Discussing the trajectory of the band, lead singer and guitarist of the group Alex Pen, makes it clear that they’re an act who’ve made it this far by quality of their work not who they know, and that going the indie route is always more rewarding than following the path. With their EP Maladies having been released through Weiner Records, an off shoot of California based company Burger, they’re going it alone this time with their new full length LP, Transgressors.
“Maladies was supposed to be just a demo EP and what ended up happening was Sean at Burger Records really liked it and encouraged us to put it out as a cassette. This one’s self released, I thought about approaching labels and things …There are certain labels I’d be willing to work with cause they allow you to keep the master and they’ll work with you, but some of the others, they take way too much.”
Recorded by producer Chris Woodhouse, the man responsible for helping fine tune the sound of some of the biggest indie rock acts in recent years such as Ty Segall and Thee Oh Sees, The Intelligence Service was keen to make the pilgrimage down to The Dock in Sacramento to record their latest release“He was fantastic, we ended up becoming really good friends, and he was the perfect person to record the [album] because I’d be saying ‘oh you know I kind of want to this..’ and he would finish the sentence, he knew exactly the sound I wanted and what I wanted to do”
For a band that is still relatively new, they’ve quickly established themselves as an original force, gaining a following along the coast, garnering air time on KEXP and other American radio, and as well receiving acclaim from countries as far as Scotland and Norway.
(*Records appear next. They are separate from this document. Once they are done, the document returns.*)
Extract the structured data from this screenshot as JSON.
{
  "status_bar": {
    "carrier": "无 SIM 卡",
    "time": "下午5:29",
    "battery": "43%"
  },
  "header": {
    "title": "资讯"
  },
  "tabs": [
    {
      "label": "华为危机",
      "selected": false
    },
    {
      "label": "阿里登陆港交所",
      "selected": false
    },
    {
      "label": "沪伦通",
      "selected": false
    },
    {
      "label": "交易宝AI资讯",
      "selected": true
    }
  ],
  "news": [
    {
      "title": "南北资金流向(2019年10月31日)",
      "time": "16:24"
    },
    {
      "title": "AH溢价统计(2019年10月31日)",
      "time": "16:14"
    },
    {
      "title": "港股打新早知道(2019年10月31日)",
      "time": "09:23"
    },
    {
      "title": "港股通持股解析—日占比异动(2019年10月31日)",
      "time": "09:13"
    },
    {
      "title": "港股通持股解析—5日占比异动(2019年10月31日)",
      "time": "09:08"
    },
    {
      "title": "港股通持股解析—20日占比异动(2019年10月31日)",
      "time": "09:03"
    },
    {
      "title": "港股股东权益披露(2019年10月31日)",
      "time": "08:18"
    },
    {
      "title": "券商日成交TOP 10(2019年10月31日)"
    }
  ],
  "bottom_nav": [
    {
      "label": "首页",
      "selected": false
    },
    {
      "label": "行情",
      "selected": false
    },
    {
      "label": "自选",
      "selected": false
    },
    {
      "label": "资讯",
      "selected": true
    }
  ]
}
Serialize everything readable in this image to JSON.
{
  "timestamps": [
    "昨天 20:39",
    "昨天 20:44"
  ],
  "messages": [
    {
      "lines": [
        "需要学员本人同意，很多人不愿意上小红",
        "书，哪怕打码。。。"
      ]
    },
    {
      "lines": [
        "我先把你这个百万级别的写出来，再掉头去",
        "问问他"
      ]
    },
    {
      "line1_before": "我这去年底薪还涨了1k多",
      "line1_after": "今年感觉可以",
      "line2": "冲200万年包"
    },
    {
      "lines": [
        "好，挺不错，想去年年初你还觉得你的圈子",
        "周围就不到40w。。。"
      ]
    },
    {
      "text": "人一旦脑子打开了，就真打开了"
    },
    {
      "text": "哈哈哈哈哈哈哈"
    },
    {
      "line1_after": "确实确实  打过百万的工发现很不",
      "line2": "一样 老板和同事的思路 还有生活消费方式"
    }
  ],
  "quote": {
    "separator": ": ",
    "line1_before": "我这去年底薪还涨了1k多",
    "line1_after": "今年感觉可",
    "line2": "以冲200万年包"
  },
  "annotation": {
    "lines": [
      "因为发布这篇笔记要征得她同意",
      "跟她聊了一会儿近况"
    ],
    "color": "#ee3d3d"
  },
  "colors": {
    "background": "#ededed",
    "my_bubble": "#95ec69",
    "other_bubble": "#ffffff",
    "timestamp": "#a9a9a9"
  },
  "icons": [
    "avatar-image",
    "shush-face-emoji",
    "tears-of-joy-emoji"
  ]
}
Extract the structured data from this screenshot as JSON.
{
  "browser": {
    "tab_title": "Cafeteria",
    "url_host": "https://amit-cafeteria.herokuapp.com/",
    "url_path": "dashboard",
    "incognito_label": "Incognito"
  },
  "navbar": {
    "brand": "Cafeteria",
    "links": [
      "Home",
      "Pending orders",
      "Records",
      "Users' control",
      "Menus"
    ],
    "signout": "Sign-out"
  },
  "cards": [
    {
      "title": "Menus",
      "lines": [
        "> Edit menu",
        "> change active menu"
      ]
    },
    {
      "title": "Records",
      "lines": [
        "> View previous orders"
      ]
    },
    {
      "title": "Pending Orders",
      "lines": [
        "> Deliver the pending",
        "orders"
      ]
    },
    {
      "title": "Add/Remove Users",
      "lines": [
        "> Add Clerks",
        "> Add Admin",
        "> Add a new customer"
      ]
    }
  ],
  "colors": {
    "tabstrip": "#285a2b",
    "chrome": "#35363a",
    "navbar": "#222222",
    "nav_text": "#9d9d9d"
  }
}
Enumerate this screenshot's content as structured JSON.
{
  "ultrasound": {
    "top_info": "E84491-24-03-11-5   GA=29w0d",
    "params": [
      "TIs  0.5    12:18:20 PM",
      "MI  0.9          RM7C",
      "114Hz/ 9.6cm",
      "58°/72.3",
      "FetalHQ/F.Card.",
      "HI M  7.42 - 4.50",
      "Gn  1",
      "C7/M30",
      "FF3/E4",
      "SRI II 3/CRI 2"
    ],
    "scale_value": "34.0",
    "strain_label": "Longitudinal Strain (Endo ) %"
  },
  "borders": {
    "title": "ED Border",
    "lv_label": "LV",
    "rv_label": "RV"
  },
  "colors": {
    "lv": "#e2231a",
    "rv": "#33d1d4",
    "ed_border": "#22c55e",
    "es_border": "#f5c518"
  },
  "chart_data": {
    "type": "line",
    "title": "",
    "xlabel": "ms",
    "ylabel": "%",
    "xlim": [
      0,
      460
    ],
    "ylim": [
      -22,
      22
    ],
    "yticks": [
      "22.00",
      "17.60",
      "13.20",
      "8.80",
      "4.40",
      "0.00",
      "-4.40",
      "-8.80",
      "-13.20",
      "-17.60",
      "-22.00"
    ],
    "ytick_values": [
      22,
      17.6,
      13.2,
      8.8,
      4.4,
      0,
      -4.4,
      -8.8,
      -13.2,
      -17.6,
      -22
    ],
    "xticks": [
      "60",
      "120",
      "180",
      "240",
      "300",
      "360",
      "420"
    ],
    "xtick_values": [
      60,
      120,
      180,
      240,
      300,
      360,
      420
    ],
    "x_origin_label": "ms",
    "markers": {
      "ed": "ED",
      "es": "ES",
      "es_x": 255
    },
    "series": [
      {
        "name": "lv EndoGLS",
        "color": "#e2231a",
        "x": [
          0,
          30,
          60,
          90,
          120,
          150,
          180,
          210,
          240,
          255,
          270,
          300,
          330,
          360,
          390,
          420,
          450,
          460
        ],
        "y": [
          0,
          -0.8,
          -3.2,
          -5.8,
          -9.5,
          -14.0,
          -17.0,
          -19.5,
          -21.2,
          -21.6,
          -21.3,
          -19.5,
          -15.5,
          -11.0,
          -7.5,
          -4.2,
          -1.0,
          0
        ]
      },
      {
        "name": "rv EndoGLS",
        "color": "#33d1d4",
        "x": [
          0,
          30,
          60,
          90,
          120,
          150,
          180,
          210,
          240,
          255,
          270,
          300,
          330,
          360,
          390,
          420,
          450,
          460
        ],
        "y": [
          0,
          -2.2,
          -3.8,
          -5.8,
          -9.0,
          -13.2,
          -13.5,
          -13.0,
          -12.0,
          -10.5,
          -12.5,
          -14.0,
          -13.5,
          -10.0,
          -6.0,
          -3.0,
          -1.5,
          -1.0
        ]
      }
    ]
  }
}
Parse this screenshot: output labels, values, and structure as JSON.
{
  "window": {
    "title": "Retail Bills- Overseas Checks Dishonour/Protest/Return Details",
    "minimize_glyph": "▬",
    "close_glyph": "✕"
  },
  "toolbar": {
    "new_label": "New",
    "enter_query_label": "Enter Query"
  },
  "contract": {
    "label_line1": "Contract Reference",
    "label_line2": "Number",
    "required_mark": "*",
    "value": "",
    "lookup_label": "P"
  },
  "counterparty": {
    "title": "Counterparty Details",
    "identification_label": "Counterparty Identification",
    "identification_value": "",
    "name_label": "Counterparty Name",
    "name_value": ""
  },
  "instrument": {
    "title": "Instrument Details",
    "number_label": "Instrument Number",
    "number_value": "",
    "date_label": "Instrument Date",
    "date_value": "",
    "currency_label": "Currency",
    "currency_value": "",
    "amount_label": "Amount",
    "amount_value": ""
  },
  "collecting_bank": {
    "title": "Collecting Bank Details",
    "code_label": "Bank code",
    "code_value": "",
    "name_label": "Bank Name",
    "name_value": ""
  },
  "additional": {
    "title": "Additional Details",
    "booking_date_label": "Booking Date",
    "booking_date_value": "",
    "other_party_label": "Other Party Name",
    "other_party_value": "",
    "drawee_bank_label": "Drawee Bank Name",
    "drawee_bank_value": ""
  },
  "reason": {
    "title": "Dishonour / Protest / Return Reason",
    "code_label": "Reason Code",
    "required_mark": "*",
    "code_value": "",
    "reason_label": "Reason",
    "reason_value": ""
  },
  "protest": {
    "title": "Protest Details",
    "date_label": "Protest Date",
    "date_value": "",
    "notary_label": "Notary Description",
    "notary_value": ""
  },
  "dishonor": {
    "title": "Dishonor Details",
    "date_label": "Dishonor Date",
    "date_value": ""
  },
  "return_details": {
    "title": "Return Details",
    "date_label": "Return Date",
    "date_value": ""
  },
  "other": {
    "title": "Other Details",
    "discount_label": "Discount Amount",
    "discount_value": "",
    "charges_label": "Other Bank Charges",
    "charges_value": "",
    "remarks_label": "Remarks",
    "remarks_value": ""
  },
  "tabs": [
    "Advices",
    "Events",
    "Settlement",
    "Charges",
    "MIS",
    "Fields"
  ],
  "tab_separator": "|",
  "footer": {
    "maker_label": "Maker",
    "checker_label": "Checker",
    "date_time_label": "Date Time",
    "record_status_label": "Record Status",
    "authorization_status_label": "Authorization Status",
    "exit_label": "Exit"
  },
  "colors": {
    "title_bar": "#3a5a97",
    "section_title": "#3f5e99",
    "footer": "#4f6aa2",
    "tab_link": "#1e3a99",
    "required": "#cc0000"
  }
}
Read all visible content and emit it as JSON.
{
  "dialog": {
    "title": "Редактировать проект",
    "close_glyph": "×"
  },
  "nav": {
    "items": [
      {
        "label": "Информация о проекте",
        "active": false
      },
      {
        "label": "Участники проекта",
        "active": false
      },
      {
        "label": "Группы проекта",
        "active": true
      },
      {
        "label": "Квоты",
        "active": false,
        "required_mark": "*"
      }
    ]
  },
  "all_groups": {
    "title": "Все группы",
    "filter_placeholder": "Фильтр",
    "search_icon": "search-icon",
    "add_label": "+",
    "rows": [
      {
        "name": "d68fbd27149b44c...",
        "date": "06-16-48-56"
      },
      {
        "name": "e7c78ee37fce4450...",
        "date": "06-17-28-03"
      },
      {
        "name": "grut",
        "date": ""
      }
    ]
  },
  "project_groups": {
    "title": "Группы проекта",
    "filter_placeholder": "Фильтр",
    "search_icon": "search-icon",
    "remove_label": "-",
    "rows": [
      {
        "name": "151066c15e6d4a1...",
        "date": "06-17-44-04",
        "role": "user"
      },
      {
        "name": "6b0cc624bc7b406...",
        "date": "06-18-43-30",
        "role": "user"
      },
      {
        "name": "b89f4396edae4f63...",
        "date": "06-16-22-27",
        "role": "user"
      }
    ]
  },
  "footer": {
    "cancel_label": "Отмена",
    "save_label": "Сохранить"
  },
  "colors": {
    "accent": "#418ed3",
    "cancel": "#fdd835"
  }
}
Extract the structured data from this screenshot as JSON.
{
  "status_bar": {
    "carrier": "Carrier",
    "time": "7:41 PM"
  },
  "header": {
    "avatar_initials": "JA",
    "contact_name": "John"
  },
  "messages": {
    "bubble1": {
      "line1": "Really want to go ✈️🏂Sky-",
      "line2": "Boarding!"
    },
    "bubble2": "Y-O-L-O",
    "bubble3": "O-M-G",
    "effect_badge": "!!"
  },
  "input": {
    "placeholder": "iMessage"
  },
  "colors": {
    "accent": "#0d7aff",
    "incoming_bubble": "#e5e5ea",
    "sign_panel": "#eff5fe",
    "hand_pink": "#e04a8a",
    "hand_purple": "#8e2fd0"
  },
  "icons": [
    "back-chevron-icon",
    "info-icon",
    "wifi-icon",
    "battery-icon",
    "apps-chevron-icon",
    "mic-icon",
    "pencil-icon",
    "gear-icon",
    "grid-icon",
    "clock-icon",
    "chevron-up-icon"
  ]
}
Blending new wave psychedelic rock with shoegaze and classic garage punk, this new album is a release of anger, joy, and introspection, while looking to connect with people and bring freedom back to the music.
“I think that generally being creative and getting your ideas out, and communicating is a subversive act, that’s why most regimes will go after the artists and the intellectuals… Any creative activity is a form of communication and so you want to communicate with a broader audience if possible, so people can resonate.”
The Intelligence Service perform April 27 at the Cobalt.Intelligence Service, The Cobalt, The Intelligence Service